But given her background and apparent relative lack of interest in constitutional matters during her legal career, such an assumption would require a huge leap of faith.
President Bush seems to have made this leap, as he promised to appoint judges holding similar judicial views as Scalia and Clarence Thomas. That is, judges who take the law and Constitution as written and intended seriously, and practice judicial restraint by not legislating from the bench.
But as the President signaled on October 12, this nomination involved another leap of faith. President Bush said: "People ask me why I picked Harriet Miers. They want to know Harriet Miers' background. They want to know as much as they possibly can before they form opinions. And part of Harriet Miers' life is her religion."
That no doubt is true. For Ms. Miers, her faith hopefully is a source of strength and moral clarity. That can't hurt a judge. And she no doubt will need the piece of mind that comes with faith to weather some rough-and-tumble politics during the upcoming weeks.
But to what degree does and should -- religion play in pushing herr for the Supreme Court? It seems that part of the political strategy to gain support among the President's conservative base is to emphasize that Miers is an evangelical Christian.
Conservatives have been disgruntled because Harriet Miers never would have been selected for the Court except for the fact that she is the President's friend, staff member, and former lawyer. The selection is viewed as a great opportunity lost, as Miers amounts to a judicial blank slate when many excellent candidates male or female, and of varied ethnicity -- were availabble with stellar credentials regarding judicial restraint.
Injecting religion into the mix sniffed of desperation on the part of the W hite House. President Bush essentially asked his base to trust him. At a press conference, Bush said about Miers: "I know her heart. I know what she believes." He added: "I know her well enough to be able to say that she's not going to change, that 20 years from now she'll be the same person, with the same philosophy, that she is today." By the way, Bush also seemed to indicate that during years working together he never recalled talking about her views on abortion. Hmmm, knows her heart? Trust?
Of course, a hint of hypocrisy lingers as well. When questions were raised about Chief Justice John G. Roberts' Catholic faith leading up to his nomination hearings, his supporters appropriately protested. Now, though, supporters are trying to use Miers' faith in her favor.
So, for conservatives, does it really come down to little more than where she goes to church and trusting the President?
Such a strategy does not speak well of the administration's take on conservatives or Christians. After all, there are lots of conservatives and devout Christians around, but that does not mean they would make good Supreme Court justices. Conservatives understand this fact, and Christians do as well.
In the end, the President gets to pick pretty much whomever he wants for the Supreme Court.

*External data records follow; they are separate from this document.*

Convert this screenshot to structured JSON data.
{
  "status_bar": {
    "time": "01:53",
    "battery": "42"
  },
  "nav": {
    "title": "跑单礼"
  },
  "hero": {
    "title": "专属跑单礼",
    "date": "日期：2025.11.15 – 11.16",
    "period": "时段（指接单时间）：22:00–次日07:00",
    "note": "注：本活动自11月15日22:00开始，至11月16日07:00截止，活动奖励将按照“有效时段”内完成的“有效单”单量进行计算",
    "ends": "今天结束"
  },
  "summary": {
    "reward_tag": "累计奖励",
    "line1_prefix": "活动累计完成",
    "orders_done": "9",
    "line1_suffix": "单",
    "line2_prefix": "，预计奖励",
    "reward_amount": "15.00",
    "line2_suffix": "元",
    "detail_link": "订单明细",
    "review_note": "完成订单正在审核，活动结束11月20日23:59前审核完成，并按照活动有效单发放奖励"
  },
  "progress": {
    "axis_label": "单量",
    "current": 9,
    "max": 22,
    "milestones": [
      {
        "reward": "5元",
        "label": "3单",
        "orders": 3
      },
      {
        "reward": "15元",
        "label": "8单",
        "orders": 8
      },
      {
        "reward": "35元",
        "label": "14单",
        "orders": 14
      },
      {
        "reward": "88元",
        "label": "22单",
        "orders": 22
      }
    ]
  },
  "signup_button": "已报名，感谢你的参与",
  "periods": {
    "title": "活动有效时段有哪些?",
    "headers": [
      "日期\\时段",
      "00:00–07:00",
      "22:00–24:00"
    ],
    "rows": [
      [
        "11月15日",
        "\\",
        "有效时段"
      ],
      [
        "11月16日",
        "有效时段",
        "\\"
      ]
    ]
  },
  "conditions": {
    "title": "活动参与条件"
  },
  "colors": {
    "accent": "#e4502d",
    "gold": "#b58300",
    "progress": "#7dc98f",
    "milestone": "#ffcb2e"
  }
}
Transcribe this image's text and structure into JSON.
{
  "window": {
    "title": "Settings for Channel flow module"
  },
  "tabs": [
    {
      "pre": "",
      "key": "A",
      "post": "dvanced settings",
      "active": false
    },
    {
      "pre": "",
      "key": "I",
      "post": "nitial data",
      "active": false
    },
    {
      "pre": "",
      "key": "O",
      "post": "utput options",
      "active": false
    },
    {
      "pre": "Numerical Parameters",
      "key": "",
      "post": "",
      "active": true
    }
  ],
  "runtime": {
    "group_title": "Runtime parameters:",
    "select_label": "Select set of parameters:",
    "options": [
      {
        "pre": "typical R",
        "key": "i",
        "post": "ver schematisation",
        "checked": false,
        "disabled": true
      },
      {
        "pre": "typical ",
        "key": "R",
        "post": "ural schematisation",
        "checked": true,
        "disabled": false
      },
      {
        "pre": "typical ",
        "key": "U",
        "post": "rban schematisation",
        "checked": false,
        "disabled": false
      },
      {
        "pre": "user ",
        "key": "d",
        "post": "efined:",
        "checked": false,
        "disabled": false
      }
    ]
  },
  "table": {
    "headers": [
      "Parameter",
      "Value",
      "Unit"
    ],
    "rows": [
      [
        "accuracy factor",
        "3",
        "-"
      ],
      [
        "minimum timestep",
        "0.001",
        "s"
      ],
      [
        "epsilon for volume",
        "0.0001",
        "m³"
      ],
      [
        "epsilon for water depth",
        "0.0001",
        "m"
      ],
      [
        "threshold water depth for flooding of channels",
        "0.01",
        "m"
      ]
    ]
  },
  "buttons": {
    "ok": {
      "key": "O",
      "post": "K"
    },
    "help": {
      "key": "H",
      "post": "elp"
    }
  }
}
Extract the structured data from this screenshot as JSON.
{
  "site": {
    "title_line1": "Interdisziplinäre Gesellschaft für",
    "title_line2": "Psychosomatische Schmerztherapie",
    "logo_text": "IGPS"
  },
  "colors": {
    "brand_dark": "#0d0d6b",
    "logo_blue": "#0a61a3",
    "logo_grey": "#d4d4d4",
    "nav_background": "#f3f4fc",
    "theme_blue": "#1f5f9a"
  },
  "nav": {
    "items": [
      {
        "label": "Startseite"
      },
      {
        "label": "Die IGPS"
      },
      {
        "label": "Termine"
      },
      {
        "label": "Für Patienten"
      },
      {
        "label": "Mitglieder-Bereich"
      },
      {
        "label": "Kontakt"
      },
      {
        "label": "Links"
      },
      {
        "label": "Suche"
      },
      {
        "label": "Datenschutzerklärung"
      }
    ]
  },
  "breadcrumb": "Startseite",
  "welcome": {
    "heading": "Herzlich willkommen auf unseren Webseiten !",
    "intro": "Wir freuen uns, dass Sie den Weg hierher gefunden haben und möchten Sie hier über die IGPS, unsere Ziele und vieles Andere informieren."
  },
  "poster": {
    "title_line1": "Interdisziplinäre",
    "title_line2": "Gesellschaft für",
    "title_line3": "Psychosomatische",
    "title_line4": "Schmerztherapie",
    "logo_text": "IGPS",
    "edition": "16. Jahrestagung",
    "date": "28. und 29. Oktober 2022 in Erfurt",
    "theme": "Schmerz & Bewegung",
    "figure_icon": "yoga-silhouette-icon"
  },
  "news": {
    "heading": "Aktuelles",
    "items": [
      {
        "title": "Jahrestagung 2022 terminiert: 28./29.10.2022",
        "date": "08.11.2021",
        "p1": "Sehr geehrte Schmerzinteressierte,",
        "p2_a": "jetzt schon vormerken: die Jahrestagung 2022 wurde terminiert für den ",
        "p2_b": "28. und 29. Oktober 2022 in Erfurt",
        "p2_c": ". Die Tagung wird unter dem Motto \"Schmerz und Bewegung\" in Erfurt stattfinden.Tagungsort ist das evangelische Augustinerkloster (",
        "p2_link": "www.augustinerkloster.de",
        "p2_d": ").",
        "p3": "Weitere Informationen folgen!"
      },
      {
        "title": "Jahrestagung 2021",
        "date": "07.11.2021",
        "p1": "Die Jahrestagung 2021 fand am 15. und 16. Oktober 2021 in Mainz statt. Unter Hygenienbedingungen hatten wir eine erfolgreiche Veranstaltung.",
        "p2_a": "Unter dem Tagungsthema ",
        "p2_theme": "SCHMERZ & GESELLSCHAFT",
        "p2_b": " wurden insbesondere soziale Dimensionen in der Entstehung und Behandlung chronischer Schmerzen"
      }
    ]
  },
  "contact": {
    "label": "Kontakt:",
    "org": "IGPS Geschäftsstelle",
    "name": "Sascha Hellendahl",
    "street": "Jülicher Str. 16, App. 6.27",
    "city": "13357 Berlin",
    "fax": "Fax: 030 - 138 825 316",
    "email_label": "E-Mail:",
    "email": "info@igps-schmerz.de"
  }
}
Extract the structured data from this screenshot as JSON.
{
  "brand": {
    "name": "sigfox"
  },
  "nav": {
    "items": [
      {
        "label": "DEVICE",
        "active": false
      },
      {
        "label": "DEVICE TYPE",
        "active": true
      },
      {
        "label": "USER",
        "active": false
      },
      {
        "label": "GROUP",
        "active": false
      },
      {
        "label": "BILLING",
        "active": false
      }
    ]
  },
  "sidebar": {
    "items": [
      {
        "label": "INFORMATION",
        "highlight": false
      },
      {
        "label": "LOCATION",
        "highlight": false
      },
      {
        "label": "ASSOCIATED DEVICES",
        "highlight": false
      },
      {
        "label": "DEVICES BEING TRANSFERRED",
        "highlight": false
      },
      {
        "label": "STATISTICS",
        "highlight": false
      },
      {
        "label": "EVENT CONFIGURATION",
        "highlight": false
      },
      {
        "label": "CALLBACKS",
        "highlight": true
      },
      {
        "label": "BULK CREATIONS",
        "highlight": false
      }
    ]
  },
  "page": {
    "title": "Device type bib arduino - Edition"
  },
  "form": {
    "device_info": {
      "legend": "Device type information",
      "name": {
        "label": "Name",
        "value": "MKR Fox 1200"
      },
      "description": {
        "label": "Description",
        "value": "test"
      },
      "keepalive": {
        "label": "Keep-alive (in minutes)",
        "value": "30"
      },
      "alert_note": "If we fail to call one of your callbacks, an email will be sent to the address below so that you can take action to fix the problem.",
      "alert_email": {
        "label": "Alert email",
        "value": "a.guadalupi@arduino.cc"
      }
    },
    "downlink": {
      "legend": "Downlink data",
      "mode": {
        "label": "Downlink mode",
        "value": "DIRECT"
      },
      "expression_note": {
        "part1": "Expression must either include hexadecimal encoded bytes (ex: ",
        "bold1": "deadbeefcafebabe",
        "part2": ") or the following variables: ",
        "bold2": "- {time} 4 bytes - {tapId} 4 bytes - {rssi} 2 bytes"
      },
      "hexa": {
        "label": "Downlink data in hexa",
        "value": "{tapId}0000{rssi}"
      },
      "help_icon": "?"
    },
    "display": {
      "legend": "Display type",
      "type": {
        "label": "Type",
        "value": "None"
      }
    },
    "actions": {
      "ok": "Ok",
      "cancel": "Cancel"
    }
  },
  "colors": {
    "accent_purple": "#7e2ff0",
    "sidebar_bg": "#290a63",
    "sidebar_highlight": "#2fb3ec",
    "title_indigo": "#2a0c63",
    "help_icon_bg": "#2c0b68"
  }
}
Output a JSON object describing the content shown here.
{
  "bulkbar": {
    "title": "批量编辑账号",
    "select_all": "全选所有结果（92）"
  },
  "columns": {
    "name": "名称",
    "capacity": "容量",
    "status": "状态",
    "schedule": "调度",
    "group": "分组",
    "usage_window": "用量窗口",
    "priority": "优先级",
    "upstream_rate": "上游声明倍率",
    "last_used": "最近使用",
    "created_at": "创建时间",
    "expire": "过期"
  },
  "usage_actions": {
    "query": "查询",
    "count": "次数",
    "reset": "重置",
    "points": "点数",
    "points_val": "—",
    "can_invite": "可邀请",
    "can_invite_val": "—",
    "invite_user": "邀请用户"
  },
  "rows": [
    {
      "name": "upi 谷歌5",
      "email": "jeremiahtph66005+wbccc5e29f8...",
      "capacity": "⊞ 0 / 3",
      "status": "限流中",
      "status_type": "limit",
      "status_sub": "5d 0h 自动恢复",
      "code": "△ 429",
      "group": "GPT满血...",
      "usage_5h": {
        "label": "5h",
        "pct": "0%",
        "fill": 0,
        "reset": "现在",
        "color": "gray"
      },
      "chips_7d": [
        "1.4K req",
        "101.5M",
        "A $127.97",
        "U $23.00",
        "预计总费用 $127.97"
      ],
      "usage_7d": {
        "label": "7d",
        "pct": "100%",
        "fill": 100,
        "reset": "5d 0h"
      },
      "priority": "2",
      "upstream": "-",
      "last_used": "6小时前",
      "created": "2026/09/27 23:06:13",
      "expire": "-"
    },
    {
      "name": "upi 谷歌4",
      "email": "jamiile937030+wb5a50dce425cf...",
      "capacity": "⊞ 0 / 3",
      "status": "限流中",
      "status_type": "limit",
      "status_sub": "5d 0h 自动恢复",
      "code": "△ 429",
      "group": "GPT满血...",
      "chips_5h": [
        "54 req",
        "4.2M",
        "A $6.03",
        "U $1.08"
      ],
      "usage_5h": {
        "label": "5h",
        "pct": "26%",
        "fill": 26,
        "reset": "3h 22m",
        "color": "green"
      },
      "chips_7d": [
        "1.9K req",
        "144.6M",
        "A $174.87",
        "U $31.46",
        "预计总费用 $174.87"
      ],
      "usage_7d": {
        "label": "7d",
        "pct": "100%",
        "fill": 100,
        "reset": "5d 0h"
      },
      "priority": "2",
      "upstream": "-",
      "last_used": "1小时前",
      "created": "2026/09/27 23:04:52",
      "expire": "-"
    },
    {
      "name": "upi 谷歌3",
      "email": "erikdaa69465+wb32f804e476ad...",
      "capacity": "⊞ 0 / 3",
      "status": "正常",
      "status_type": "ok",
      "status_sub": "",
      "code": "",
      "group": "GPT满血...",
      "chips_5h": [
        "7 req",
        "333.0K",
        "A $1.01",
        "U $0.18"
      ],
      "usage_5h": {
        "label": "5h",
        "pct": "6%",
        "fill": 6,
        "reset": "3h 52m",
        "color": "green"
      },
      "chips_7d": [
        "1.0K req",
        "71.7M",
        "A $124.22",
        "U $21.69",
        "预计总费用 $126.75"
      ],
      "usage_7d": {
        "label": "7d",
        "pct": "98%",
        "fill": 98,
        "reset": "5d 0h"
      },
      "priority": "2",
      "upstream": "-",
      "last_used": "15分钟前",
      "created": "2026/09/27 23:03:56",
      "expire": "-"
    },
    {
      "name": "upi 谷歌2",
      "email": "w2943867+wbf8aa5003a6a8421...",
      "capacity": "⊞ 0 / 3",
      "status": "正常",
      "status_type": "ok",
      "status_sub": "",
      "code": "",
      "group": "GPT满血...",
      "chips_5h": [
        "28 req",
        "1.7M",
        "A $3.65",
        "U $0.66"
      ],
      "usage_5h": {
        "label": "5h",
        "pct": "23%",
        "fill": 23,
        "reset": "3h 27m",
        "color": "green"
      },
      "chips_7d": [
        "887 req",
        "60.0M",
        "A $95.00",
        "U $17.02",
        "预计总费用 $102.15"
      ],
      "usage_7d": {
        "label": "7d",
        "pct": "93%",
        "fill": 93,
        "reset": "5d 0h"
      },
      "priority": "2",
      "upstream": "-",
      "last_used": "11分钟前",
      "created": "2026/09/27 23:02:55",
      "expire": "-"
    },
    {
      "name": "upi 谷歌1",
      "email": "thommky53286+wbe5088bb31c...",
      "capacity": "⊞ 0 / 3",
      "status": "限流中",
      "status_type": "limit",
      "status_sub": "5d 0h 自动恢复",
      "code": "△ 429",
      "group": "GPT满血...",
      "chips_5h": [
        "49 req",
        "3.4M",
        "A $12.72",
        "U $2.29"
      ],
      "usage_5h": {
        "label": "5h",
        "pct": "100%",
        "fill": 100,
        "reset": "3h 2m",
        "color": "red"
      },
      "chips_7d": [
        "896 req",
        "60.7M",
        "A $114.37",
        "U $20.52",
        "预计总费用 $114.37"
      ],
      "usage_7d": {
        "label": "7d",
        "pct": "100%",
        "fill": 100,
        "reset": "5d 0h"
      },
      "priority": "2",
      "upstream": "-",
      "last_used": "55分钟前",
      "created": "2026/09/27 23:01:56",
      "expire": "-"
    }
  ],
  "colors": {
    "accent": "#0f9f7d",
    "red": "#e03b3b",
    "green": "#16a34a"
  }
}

As long as Miers possesses the requisite honesty, integrity, competence and temperament, then she warrants Senate approval. That, however, does not mean she is the best person for the job. Nor does it mean that conservatives or Christians have to be happy.
Faithful Christians unfortunately can possess wrongheaded views on economics, politics, and the environment, for example. The same goes for the law. Christian beliefs or church attendance do not necessarily translate into sound judicial philosophy, leaving conservatives and Christians to pray that in the case of Harriet Miers hopefully they do.
Raymond J. Keating, also a columnist with Newsday, can be reached at ChurchandSociety@aol.com.
Copyright © Raymond J. Keating